Among the entries that follow, some lines contain the word "this". Show all of them.

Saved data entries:
########

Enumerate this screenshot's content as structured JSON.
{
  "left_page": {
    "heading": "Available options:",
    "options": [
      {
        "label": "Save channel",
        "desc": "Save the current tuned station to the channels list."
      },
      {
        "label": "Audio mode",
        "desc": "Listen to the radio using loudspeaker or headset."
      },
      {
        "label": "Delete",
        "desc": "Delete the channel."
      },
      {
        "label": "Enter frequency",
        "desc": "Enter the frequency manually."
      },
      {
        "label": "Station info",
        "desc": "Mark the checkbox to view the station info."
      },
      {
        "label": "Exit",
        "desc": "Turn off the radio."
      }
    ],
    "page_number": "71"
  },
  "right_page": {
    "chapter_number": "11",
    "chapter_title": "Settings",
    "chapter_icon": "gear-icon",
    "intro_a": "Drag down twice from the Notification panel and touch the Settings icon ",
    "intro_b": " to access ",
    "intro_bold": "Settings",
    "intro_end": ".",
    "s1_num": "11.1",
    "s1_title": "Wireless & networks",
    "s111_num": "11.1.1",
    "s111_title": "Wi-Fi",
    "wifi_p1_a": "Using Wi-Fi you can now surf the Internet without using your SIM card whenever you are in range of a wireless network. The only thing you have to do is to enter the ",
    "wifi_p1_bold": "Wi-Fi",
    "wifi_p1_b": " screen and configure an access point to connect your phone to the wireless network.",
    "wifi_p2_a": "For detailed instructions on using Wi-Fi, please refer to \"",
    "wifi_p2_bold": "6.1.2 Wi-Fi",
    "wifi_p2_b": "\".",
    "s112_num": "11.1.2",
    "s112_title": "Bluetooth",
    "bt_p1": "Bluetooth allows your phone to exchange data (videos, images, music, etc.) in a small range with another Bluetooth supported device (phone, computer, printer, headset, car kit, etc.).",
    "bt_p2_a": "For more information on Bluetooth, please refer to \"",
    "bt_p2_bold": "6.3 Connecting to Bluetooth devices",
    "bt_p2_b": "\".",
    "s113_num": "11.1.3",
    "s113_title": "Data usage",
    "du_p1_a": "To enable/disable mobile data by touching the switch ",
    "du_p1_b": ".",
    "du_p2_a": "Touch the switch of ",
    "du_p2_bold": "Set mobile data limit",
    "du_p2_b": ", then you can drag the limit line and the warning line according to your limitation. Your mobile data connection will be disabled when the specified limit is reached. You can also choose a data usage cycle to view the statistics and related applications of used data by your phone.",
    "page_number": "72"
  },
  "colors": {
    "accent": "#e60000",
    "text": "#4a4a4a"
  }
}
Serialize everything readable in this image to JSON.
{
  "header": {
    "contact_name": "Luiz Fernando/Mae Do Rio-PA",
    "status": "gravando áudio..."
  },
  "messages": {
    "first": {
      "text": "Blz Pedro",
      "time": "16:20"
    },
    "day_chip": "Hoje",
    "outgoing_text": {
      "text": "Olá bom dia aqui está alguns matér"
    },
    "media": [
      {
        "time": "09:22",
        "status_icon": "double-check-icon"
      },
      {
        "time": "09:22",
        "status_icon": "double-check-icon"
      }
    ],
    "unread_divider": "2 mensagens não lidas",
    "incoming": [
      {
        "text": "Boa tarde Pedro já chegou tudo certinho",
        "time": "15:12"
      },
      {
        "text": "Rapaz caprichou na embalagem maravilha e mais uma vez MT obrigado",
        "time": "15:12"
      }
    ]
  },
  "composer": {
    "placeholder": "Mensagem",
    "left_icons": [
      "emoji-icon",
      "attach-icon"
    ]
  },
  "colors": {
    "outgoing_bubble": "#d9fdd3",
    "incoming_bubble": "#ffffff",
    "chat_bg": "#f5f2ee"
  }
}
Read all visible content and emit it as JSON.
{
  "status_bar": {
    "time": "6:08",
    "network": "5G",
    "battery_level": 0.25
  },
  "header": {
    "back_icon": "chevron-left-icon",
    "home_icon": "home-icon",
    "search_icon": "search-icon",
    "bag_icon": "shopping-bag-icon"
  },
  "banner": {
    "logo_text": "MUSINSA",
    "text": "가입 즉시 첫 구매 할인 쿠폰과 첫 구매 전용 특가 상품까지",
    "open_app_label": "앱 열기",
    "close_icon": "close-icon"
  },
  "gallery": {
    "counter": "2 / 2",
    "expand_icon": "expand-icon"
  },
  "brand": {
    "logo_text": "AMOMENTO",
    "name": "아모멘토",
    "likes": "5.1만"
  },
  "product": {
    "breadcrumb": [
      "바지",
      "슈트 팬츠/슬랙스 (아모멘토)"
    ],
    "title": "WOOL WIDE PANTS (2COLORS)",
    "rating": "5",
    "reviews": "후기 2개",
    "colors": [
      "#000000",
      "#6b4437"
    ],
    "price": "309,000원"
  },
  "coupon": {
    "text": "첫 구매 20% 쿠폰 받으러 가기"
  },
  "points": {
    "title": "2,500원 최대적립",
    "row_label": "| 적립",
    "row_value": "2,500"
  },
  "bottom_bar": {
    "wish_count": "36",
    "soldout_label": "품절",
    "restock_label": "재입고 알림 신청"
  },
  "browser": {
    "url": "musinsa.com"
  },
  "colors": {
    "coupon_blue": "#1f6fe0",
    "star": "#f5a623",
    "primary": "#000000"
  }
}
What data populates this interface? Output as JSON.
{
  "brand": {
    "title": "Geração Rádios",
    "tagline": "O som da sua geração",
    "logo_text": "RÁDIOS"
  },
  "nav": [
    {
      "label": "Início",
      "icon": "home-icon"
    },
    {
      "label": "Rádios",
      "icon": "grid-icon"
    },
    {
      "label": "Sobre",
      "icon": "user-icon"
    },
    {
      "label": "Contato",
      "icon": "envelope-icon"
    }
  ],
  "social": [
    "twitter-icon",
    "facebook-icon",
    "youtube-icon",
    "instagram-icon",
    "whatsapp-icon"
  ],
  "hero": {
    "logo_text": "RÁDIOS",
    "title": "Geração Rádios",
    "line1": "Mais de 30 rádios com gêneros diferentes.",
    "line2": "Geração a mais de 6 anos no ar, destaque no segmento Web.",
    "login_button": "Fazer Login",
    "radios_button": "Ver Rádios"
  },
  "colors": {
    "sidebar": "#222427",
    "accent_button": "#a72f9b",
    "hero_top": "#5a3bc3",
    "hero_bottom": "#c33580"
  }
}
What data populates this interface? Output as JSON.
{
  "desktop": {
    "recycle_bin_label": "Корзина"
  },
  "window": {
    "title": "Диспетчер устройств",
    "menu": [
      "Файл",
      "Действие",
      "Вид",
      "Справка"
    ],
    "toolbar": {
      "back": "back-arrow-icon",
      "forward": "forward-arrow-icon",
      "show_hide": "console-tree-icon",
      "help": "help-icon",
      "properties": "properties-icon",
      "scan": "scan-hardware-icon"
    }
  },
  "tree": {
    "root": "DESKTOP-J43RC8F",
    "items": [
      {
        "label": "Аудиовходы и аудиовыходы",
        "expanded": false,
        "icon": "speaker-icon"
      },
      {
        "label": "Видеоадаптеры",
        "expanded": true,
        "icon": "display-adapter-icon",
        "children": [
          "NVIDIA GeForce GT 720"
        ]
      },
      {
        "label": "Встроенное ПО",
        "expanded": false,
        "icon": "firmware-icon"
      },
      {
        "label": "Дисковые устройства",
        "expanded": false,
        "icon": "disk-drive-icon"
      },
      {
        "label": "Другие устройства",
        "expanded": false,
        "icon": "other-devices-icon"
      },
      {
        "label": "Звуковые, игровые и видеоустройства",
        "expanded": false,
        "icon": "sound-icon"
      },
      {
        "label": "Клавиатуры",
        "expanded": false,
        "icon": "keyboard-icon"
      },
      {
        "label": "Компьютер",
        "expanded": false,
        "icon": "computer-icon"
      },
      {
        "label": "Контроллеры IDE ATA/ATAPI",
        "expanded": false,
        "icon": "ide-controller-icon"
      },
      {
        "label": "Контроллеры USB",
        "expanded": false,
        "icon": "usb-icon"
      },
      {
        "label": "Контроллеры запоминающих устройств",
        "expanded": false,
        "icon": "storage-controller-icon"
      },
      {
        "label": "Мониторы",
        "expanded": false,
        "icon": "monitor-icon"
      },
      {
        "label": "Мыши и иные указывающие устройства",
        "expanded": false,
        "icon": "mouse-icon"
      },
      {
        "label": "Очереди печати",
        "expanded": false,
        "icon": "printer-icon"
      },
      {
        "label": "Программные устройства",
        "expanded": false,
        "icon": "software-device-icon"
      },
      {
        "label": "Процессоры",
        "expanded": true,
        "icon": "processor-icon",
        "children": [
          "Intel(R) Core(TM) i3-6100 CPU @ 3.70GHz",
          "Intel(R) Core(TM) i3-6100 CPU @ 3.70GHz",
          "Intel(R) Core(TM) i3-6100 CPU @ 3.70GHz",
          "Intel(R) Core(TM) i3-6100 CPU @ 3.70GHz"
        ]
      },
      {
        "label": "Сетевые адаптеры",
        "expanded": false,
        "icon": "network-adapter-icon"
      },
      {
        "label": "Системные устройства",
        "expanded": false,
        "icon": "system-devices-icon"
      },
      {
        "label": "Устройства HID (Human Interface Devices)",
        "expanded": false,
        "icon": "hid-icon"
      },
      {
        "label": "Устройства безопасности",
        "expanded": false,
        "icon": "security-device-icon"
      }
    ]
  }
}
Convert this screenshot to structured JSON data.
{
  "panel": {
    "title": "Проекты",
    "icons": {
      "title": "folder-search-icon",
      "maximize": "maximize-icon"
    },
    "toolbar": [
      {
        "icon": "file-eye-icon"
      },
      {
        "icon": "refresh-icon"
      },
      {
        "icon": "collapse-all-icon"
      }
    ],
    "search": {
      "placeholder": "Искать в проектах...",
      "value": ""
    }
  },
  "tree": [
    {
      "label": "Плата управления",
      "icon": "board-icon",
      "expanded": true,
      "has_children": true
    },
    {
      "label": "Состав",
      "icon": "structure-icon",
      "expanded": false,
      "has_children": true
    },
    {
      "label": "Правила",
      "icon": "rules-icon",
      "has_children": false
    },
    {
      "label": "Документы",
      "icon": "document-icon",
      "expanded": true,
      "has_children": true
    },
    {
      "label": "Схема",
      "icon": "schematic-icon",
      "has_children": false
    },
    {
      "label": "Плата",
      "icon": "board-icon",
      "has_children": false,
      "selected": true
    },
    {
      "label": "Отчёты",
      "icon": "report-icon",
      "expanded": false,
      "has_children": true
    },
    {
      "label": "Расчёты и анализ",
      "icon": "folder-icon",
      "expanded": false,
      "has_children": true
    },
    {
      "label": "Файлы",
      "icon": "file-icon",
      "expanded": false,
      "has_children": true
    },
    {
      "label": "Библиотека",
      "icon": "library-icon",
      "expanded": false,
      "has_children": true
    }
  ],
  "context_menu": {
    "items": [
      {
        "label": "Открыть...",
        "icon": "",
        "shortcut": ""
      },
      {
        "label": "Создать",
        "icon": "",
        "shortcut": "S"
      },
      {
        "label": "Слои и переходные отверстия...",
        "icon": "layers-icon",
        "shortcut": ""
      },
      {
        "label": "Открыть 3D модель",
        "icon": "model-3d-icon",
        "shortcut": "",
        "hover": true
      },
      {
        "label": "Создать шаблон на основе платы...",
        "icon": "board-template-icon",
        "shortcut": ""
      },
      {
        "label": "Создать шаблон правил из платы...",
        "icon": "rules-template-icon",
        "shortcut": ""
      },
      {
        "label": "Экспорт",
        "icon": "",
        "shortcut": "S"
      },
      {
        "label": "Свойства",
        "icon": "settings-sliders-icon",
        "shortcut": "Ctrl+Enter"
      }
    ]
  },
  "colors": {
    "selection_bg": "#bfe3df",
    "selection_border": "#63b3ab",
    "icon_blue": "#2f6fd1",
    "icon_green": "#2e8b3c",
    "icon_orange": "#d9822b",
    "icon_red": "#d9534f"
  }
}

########

» WRITTEN RESPONSE:
Enumerate this screenshot's content as structured JSON.
Serialize everything readable in this image to JSON.
What data populates this interface? Output as JSON.
What data populates this interface? Output as JSON.
Convert this screenshot to structured JSON data.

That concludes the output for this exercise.